Sexual abuse, rape, sex trafficking, & promotion of prostitution charges (in particular child prostitution) exist in every country UN soldiers have ever operated in. Reports & public exposure of sexual violence go back to at least the 1990s in UN operations in Mozambique, Bosnia, Guinea, Liberia & Sierra Leone. But it’s certain they began with the first UN military deployments in 1948. The violent character of prostitution, as an adjunct to the military, puts the lie to the rancid glorification of the flesh trade as “sex work” & to the commodification & reification of women & children’s bodies so au courant among pimps & in certain intellectual circles.

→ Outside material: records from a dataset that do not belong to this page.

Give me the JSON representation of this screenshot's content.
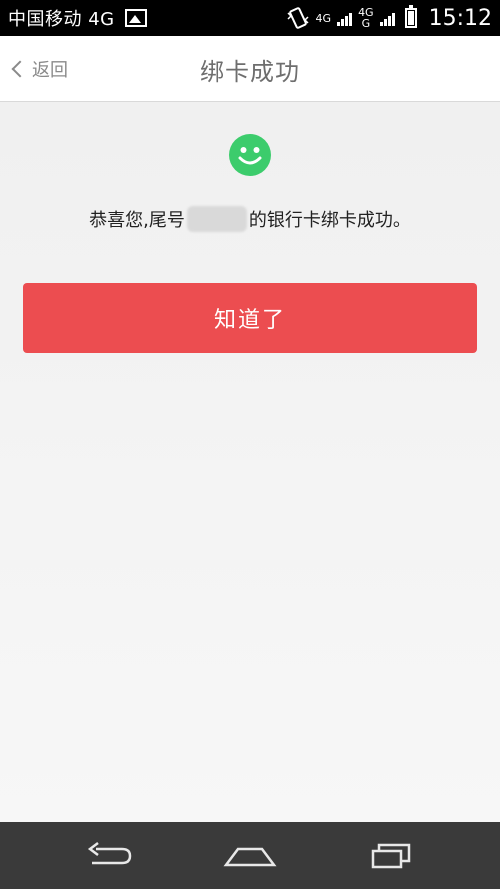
{
  "status_bar": {
    "carrier": "中国移动 4G",
    "net_type": "4G",
    "net_type2_top": "4G",
    "net_type2_bottom": "G",
    "time": "15:12"
  },
  "header": {
    "back_label": "返回",
    "title": "绑卡成功"
  },
  "main": {
    "message_prefix": "恭喜您,尾号",
    "message_suffix": "的银行卡绑卡成功。",
    "confirm_label": "知道了"
  },
  "icons": {
    "back": "chevron-left-icon",
    "success": "smiley-icon",
    "nav_back": "back-arrow-icon",
    "nav_home": "home-icon",
    "nav_recent": "recent-apps-icon"
  },
  "colors": {
    "accent": "#ec4d50",
    "success": "#3ccc6c",
    "title": "#6e6e6e",
    "nav_bg": "#3a3a3a"
  }
}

After repeated outcries, in 2003 then UN secretary general Kofi Annan finally issued a special bulletin condemning the decades & thousands of cases of abuses & in 2005 established a “zero tolerance” policy. The crimes in Haiti took place after 2010 & there have also been repeated, serious charges leveled against UN soldiers in DR Congo in the past few years. There are currently new allegations in the Central African Republic of child rape in camps for families displaced by the country’s civil war. There are no reports of any prosecutions or actions by the UN to address the charges.

The more you know about the UN, the more you think it needs to be dismantled.

These are UN soldiers (distinguished by the blue helmet) redeployed from Rwanda to Central African Republic to monitor elections. Soldiers appear to be a fixture at poll booths around the world. What does that tell you about the state of democracy in the world?

(Photo by Jerome Delay/AP)